Inmancommunity in S Robeson County served by post office, 1896-1902.
Inman Branchrises in S Haywood County and flows SE into West Fork Pigeon River.
Inner Diamond ShoalSee Diamond Shoals.
Institutecommunity in NW Lenoir County. Named for the Lenoir Collegiate Institute, which operated there for a number of years after 1855. Some of the buildings of the institute were later used as residences.
Institute Branchrises in W Hertford County and flows NE into Worrell Mill Pond.
Institute TownshipNW Lenoir County.

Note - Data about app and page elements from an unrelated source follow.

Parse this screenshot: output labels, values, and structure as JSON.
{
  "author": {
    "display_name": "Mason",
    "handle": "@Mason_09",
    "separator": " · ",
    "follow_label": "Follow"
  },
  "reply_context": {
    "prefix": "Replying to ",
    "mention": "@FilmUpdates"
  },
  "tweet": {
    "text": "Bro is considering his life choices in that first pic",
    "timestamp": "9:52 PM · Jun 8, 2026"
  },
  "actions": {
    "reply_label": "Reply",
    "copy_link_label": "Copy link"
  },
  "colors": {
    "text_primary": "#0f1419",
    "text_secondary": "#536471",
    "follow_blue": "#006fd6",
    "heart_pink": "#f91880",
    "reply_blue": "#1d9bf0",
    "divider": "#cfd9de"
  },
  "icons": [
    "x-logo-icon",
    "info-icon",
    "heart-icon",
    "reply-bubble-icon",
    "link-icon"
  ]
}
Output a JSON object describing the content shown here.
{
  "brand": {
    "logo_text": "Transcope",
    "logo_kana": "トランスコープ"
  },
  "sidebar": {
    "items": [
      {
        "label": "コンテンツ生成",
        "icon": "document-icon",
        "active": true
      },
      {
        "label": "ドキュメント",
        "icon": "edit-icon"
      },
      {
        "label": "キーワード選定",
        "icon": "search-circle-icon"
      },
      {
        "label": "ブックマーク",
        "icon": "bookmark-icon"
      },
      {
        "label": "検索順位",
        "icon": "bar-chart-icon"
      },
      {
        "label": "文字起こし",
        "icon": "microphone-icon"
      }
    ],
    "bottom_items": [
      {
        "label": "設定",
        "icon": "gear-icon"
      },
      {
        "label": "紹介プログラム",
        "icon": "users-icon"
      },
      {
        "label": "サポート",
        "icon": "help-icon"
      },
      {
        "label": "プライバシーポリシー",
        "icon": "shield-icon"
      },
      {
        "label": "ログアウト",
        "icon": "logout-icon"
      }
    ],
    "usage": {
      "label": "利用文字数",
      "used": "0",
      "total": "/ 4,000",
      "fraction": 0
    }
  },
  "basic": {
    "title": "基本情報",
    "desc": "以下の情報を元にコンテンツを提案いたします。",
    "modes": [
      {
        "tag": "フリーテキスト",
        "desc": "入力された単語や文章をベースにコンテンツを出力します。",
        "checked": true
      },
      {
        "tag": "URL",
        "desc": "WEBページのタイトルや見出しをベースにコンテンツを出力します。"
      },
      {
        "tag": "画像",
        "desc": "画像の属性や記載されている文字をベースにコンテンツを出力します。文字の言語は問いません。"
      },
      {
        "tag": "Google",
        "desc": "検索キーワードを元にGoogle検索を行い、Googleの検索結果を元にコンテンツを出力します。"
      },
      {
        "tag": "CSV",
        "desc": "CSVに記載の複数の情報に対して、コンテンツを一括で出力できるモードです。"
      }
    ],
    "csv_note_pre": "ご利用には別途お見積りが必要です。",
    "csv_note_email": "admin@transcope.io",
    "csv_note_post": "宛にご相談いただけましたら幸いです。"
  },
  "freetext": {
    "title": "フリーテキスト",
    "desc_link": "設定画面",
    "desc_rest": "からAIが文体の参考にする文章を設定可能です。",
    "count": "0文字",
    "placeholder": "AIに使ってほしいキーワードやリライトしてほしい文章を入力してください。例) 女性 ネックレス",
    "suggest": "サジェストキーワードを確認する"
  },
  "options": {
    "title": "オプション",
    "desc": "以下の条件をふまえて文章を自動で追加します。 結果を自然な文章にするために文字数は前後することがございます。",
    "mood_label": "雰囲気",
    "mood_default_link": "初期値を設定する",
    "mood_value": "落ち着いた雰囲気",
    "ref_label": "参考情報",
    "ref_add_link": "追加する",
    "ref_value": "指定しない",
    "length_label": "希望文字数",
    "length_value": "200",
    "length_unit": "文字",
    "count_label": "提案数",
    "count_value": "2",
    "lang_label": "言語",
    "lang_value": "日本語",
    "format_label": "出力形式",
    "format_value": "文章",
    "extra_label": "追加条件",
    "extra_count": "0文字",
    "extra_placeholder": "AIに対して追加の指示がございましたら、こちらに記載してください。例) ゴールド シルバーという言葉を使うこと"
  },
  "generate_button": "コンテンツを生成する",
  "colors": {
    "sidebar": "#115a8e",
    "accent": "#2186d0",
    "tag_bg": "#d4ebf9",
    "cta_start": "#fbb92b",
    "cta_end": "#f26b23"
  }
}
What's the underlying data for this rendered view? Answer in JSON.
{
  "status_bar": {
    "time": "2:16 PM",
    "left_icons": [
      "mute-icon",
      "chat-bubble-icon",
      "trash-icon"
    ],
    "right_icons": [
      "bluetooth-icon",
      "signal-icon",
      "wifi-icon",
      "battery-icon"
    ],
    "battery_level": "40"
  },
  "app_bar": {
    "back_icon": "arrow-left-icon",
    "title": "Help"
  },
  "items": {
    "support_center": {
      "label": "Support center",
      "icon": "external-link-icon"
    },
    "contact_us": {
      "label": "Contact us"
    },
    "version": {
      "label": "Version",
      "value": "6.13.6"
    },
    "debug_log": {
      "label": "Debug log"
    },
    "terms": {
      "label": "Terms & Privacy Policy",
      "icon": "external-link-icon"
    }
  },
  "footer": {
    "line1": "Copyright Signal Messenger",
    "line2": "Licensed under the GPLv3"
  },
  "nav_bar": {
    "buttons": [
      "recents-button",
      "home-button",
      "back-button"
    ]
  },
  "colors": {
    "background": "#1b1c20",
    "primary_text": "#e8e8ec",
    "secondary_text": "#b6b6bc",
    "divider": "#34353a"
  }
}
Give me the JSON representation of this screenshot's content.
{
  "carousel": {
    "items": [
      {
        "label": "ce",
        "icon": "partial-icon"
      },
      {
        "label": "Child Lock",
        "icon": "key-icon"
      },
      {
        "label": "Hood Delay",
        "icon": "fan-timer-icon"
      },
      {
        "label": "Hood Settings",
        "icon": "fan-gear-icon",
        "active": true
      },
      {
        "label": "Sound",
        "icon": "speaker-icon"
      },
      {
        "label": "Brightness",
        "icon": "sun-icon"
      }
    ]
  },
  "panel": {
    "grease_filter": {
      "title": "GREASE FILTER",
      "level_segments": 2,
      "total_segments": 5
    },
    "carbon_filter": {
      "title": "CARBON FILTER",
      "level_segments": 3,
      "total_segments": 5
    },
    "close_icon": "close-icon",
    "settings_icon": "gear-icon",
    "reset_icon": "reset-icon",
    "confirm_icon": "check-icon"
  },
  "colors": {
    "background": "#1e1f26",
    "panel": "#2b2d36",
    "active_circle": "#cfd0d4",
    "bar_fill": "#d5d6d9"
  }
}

Intelligencecommunity in W Rockingham County served by post office, 1901-11. Known as Bald Hill until about 1920. Between 1850 and 1900, several tobacco factories flourished there. Named because the first public school in North Carolina was there. "Danbury," plantation home of Governor Alexander Martin (1740-1807), was nearby. Sharp's Institute, operated by James Sharp, father of N.C. Supreme Court justice Susie Sharp, was there.
Intracoastal Waterwayextends from Gloucester, Mass., to Key West, Fla., a distance of 1,950 mi., of which 308 are in North Carolina. It passes through sounds, rivers, and canals. The depth of the waterway is 12 ft., minimum width is 47 ft., and minimum vertical clearance is 80 ft. The oldest segment of the waterway in North Carolina was begun in 1856 as a private enterprise. In 1873 control and maintenance of the network of coastal canals was taken over by the U.S. Corps of Engineers, and work was expanded through the 1940s. Pleasure craft, towed barges, and small freight boats use the Intracoastal Waterway.
Invernesscommunity in central Hoke County served by post office, 1854-1912.